:: What the exercise asks ::
Each record has to be returned exactly as it appears.

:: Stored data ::
==========

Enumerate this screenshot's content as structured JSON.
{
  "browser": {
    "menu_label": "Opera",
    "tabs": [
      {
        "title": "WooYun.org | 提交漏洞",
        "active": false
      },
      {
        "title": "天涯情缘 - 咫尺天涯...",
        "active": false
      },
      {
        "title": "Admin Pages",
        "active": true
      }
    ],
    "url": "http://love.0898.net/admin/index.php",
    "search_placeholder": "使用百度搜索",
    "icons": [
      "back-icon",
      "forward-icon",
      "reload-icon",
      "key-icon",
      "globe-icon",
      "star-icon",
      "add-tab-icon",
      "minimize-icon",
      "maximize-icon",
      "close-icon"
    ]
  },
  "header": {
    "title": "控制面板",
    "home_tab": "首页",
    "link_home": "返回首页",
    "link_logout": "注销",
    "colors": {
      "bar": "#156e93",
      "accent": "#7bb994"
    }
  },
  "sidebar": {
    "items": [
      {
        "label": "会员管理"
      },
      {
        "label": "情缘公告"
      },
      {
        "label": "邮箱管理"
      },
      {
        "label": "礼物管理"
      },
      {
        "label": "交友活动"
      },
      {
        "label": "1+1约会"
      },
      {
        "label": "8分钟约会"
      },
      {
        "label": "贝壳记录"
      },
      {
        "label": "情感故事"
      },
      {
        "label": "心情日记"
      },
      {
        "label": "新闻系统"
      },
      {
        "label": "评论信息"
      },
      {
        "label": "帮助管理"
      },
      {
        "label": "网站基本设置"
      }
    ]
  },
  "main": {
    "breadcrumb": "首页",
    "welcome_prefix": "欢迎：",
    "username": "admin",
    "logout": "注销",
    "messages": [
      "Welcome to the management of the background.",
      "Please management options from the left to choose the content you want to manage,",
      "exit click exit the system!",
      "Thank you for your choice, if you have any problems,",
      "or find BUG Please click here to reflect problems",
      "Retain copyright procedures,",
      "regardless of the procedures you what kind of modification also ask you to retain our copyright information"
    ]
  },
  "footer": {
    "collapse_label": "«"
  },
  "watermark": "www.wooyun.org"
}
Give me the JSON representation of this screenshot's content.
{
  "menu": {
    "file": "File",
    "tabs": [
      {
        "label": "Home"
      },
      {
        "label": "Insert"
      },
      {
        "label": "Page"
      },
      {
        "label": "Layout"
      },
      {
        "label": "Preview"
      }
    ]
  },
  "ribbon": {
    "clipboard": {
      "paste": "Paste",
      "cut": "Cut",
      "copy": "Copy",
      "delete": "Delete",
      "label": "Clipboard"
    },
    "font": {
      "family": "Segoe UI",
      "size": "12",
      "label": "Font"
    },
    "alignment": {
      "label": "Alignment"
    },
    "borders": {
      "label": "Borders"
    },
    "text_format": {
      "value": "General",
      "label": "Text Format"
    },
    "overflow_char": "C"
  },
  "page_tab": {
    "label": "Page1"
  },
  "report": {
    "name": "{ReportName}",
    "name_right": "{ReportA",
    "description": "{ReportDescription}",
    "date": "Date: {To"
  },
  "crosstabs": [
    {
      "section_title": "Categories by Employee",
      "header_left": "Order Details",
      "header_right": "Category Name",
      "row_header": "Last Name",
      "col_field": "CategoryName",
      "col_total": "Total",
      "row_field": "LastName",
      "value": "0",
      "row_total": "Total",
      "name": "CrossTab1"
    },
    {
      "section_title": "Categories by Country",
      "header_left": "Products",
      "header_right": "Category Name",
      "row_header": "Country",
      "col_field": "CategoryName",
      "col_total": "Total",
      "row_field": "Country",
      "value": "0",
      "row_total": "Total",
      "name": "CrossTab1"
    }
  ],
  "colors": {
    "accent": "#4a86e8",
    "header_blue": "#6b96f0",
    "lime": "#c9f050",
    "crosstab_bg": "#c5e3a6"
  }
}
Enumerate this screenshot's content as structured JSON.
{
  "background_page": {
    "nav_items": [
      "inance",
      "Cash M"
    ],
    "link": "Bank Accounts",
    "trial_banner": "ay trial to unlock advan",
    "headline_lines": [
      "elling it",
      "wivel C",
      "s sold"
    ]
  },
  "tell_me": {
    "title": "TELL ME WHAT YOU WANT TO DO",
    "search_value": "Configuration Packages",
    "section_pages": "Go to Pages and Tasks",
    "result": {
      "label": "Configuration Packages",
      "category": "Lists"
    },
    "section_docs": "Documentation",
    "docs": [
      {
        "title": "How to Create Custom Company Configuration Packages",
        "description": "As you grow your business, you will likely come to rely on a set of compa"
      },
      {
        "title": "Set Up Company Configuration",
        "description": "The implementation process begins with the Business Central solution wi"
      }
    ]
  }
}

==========

:: Reply ::
Enumerate this screenshot's content as structured JSON.
{
  "browser": {
    "menu_label": "Opera",
    "tabs": [
      {
        "title": "WooYun.org | 提交漏洞",
        "active": false
      },
      {
        "title": "天涯情缘 - 咫尺天涯...",
        "active": false
      },
      {
        "title": "Admin Pages",
        "active": true
      }
    ],
    "url": "http://love.0898.net/admin/index.php",
    "search_placeholder": "使用百度搜索",
    "icons": [
      "back-icon",
      "forward-icon",
      "reload-icon",
      "key-icon",
      "globe-icon",
      "star-icon",
      "add-tab-icon",
      "minimize-icon",
      "maximize-icon",
      "close-icon"
    ]
  },
  "header": {
    "title": "控制面板",
    "home_tab": "首页",
    "link_home": "返回首页",
    "link_logout": "注销",
    "colors": {
      "bar": "#156e93",
      "accent": "#7bb994"
    }
  },
  "sidebar": {
    "items": [
      {
        "label": "会员管理"
      },
      {
        "label": "情缘公告"
      },
      {
        "label": "邮箱管理"
      },
      {
        "label": "礼物管理"
      },
      {
        "label": "交友活动"
      },
      {
        "label": "1+1约会"
      },
      {
        "label": "8分钟约会"
      },
      {
        "label": "贝壳记录"
      },
      {
        "label": "情感故事"
      },
      {
        "label": "心情日记"
      },
      {
        "label": "新闻系统"
      },
      {
        "label": "评论信息"
      },
      {
        "label": "帮助管理"
      },
      {
        "label": "网站基本设置"
      }
    ]
  },
  "main": {
    "breadcrumb": "首页",
    "welcome_prefix": "欢迎：",
    "username": "admin",
    "logout": "注销",
    "messages": [
      "Welcome to the management of the background.",
      "Please management options from the left to choose the content you want to manage,",
      "exit click exit the system!",
      "Thank you for your choice, if you have any problems,",
      "or find BUG Please click here to reflect problems",
      "Retain copyright procedures,",
      "regardless of the procedures you what kind of modification also ask you to retain our copyright information"
    ]
  },
  "footer": {
    "collapse_label": "«"
  },
  "watermark": "www.wooyun.org"
}
Give me the JSON representation of this screenshot's content.
{
  "menu": {
    "file": "File",
    "tabs": [
      {
        "label": "Home"
      },
      {
        "label": "Insert"
      },
      {
        "label": "Page"
      },
      {
        "label": "Layout"
      },
      {
        "label": "Preview"
      }
    ]
  },
  "ribbon": {
    "clipboard": {
      "paste": "Paste",
      "cut": "Cut",
      "copy": "Copy",
      "delete": "Delete",
      "label": "Clipboard"
    },
    "font": {
      "family": "Segoe UI",
      "size": "12",
      "label": "Font"
    },
    "alignment": {
      "label": "Alignment"
    },
    "borders": {
      "label": "Borders"
    },
    "text_format": {
      "value": "General",
      "label": "Text Format"
    },
    "overflow_char": "C"
  },
  "page_tab": {
    "label": "Page1"
  },
  "report": {
    "name": "{ReportName}",
    "name_right": "{ReportA",
    "description": "{ReportDescription}",
    "date": "Date: {To"
  },
  "crosstabs": [
    {
      "section_title": "Categories by Employee",
      "header_left": "Order Details",
      "header_right": "Category Name",
      "row_header": "Last Name",
      "col_field": "CategoryName",
      "col_total": "Total",
      "row_field": "LastName",
      "value": "0",
      "row_total": "Total",
      "name": "CrossTab1"
    },
    {
      "section_title": "Categories by Country",
      "header_left": "Products",
      "header_right": "Category Name",
      "row_header": "Country",
      "col_field": "CategoryName",
      "col_total": "Total",
      "row_field": "Country",
      "value": "0",
      "row_total": "Total",
      "name": "CrossTab1"
    }
  ],
  "colors": {
    "accent": "#4a86e8",
    "header_blue": "#6b96f0",
    "lime": "#c9f050",
    "crosstab_bg": "#c5e3a6"
  }
}
Enumerate this screenshot's content as structured JSON.
{
  "background_page": {
    "nav_items": [
      "inance",
      "Cash M"
    ],
    "link": "Bank Accounts",
    "trial_banner": "ay trial to unlock advan",
    "headline_lines": [
      "elling it",
      "wivel C",
      "s sold"
    ]
  },
  "tell_me": {
    "title": "TELL ME WHAT YOU WANT TO DO",
    "search_value": "Configuration Packages",
    "section_pages": "Go to Pages and Tasks",
    "result": {
      "label": "Configuration Packages",
      "category": "Lists"
    },
    "section_docs": "Documentation",
    "docs": [
      {
        "title": "How to Create Custom Company Configuration Packages",
        "description": "As you grow your business, you will likely come to rely on a set of compa"
      },
      {
        "title": "Set Up Company Configuration",
        "description": "The implementation process begins with the Business Central solution wi"
      }
    ]
  }
}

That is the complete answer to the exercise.